Segment Start: Records for this task

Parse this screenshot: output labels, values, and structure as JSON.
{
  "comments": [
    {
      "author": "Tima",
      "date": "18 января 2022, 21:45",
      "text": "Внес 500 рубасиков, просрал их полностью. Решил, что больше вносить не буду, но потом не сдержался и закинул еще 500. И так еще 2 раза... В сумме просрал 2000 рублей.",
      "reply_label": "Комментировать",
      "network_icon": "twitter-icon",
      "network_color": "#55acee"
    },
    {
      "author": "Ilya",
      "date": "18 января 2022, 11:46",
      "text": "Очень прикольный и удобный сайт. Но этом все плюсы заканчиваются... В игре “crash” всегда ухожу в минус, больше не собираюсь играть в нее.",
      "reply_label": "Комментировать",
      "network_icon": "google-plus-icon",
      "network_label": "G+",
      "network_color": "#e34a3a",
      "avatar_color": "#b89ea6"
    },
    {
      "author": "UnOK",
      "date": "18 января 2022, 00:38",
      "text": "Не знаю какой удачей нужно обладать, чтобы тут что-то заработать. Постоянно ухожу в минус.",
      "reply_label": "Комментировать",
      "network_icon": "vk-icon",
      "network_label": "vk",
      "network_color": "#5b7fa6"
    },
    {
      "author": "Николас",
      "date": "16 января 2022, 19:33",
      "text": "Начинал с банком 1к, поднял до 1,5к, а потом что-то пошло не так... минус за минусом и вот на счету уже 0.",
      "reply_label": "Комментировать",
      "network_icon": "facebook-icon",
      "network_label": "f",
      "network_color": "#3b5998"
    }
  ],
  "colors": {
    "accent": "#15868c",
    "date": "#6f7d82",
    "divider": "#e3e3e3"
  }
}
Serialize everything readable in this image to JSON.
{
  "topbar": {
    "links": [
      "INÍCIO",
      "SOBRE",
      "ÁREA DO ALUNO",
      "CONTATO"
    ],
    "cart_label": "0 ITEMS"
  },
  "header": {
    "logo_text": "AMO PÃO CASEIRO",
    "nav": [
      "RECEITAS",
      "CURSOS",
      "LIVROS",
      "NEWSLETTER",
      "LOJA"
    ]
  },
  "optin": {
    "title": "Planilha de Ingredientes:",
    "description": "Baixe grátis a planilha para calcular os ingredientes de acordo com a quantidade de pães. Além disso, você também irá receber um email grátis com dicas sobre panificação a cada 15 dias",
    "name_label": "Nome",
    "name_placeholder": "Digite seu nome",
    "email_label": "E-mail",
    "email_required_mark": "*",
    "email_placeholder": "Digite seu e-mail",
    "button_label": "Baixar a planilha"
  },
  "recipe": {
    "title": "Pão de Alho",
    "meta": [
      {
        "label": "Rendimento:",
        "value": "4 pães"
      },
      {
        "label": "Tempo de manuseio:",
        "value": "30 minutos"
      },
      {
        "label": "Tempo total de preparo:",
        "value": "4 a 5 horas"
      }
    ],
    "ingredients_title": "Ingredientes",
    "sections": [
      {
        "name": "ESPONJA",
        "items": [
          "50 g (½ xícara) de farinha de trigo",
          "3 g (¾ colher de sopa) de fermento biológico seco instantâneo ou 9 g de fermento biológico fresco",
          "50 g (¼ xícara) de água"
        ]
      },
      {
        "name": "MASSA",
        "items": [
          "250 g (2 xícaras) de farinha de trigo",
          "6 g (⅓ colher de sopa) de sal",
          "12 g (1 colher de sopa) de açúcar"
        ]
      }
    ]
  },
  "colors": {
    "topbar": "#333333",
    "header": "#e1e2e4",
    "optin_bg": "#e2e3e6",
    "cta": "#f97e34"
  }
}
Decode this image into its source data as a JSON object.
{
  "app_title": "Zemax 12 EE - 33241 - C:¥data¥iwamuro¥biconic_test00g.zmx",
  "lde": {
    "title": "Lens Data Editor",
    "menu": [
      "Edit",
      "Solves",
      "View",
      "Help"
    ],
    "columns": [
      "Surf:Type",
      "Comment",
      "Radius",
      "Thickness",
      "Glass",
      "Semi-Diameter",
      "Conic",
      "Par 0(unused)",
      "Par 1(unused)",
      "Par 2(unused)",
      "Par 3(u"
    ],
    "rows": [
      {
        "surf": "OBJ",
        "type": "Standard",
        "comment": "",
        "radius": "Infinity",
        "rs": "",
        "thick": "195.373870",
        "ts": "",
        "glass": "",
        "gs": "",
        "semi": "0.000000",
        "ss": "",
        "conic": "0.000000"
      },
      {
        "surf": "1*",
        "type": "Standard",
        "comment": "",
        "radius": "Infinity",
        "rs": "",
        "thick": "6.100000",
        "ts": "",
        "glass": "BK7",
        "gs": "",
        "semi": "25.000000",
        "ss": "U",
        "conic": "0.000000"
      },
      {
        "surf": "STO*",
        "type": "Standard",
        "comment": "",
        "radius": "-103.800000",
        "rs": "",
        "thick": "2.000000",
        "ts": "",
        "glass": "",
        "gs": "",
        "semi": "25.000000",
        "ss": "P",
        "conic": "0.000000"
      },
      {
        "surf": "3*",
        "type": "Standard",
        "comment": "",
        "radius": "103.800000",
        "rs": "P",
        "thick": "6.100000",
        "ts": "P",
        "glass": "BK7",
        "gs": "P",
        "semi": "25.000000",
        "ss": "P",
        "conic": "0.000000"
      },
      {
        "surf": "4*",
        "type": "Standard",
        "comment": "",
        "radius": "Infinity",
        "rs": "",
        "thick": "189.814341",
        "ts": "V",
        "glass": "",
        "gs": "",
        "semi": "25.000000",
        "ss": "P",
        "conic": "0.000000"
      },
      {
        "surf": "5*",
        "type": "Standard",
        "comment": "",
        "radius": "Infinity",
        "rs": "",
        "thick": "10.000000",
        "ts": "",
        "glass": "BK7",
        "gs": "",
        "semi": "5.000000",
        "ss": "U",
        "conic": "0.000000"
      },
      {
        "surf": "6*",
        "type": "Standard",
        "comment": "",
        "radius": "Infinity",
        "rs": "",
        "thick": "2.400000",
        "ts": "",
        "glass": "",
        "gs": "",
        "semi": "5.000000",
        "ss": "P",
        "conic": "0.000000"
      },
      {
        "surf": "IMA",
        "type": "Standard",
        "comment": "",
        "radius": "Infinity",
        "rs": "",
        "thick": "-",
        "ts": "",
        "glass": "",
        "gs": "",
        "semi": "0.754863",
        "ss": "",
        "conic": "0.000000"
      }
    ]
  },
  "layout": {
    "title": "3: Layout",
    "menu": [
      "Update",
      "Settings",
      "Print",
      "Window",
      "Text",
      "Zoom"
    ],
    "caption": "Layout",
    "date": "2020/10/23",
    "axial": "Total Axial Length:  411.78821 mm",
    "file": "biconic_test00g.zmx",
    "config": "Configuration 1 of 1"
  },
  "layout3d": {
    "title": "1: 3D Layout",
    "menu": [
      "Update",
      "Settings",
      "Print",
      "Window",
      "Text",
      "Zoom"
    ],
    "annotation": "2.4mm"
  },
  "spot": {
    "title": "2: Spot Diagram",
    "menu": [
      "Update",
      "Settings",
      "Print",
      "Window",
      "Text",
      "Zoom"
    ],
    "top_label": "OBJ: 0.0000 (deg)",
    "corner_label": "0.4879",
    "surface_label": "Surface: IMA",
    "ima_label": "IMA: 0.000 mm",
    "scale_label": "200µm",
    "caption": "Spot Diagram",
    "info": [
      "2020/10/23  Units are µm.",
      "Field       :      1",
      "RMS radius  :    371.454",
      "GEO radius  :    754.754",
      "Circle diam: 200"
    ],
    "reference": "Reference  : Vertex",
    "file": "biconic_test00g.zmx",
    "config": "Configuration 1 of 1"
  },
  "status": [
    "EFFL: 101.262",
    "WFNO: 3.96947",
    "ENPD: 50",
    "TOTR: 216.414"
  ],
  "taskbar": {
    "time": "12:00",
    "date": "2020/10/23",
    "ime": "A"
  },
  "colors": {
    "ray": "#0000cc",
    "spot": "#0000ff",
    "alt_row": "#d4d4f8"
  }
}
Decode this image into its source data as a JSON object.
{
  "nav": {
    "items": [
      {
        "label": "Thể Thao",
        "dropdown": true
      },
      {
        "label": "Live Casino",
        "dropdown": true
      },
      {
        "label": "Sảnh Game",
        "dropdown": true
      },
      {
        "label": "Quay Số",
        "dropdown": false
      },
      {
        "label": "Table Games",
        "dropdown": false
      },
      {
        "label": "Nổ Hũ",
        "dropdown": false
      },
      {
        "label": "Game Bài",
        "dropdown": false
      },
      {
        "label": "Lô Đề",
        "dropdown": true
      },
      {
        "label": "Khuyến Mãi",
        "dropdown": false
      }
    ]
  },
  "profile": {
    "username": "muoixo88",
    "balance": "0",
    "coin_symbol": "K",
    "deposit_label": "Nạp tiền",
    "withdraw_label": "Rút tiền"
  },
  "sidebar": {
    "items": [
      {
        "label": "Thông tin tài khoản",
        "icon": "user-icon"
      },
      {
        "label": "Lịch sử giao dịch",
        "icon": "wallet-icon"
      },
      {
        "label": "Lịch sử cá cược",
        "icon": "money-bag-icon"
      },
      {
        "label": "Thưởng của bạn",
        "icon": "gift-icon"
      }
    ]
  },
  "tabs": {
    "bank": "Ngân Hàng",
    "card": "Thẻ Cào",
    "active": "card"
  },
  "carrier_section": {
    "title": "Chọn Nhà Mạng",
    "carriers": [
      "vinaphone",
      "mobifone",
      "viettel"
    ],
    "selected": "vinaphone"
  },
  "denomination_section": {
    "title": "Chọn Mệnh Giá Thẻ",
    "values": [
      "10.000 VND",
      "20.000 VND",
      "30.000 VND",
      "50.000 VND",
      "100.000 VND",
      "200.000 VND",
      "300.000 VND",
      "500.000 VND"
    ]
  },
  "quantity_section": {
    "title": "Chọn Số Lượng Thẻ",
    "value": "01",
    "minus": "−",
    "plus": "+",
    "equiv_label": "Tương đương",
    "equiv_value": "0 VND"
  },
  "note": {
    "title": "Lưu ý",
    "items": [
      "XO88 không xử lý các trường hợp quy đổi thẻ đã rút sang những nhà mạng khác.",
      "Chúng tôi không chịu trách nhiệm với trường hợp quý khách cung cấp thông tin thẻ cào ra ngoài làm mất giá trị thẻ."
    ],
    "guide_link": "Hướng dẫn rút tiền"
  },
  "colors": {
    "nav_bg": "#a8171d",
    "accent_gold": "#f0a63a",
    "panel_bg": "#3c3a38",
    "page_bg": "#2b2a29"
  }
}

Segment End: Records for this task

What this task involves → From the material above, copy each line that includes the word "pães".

Expected answer →
    "description": "Baixe grátis a planilha para calcular os ingredientes de acordo com a quantidade de pães. Além disso, você também irá receber um email grátis com dicas sobre panificação a cada 15 dias",
        "value": "4 pães"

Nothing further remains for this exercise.